The process of moving some of Madison's homeowners out of the city's flood-prone areas moved forward this week with federal and state officials announcing that about $1.15 million was available for 12 purchasing properties in Madison and the city commissioners deciding to waive some fees for the removal of structures from those properties.

The Federal Emergency Management Agency and S.D. Office of Emergency Management announced that FEMA had provided $3.3 million to four South Dakota cities to purchase flood-prone land and remove structures from their floodplain. The cities are Madison, Sioux Falls, Dell Rapids and Yankton.

Mayor Marshall Dennert proposed during Monday's commission meeting that the city waive its demolition and excavation fees for the property owners involved in the FEMA hazard mitigation program. Dennert told the commissioners that he was interested in having the city assist the property owners in paying the local share of the structure-removal projects.

FEMA's Hazard Mitigation Grant Program helps communities acquire property so that property owners can relocate from high-risk areas and avoid future property-damage claims related to flooding. After the relocations, the local communities are expected to take possession of the properties in perpetuity.

FEMA's grant program pays for 75% of the purchase of each of the properties. State government has decided to provide about $443,500 -- about 10% of the total program -- to the four communities as the state's share of the mitigation program. The local communities are expected to pay the remaining costs of 15%.

According to Dennert, the city has worked with six property owners having six properties. He said the remaining property owners may have worked solely with First District Association of Local Governments to submit their applications.

The city commissioners decided not to waive the tipping fees for the property owners at the city's restricted-use site. The restricted-use site does accept loads of construction debris at a cost of $12 per cubic yard. Gary Gonyo, Madison's streets and solid waste director, said the amount of debris varies with each demolished property, but a typical single-family home will often fill four to five truckloads with debris.

During mid-January, the Madison City Commission was informed by Todd Kays, executive director of First District Association of Local Governments, that his organization would help with the administration of FEMA hazard mitigation grants to 11 Madison property owners with 12 pieces of property. First District could assist the property owners with preparing documents, property acquisitions and closings, and the project closeout.

Through a letter of understanding, Kays had outlined that First District would charge the city for services that would not amount to more than 5% of the total project cost. After providing compensation to First District, Kays stated that the city could submit the district's claim to state Office of Emergency Management for reimbursement.

In 2020, Madison officials had agreed to serve as a sponsor to city property owners who would submit applications to FEMA's hazard mitigation program. Dennert told the commissioners that the city and its property owners had three years to complete their work in removing structures and turning over the flood-prone property to the city.

According to Dennert, the property owners can back out of the mitigation program at any time before signing the closing papers. After the signings, the property owners should receive 85% of the value of their property appraisals. Then, the owners are expected to pay for expenses such as utility disconnects, structure relocation and/or demolition.
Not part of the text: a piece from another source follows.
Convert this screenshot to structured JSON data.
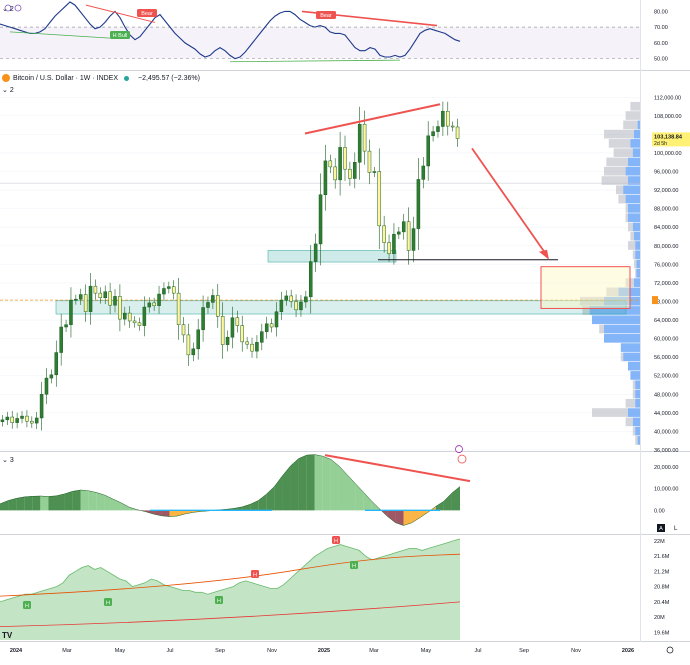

The property owners are responsible for any expenses over and above the mitigation project estimates. If the costs are less than the estimates, the property owners are expected to return the extra money to the federal government.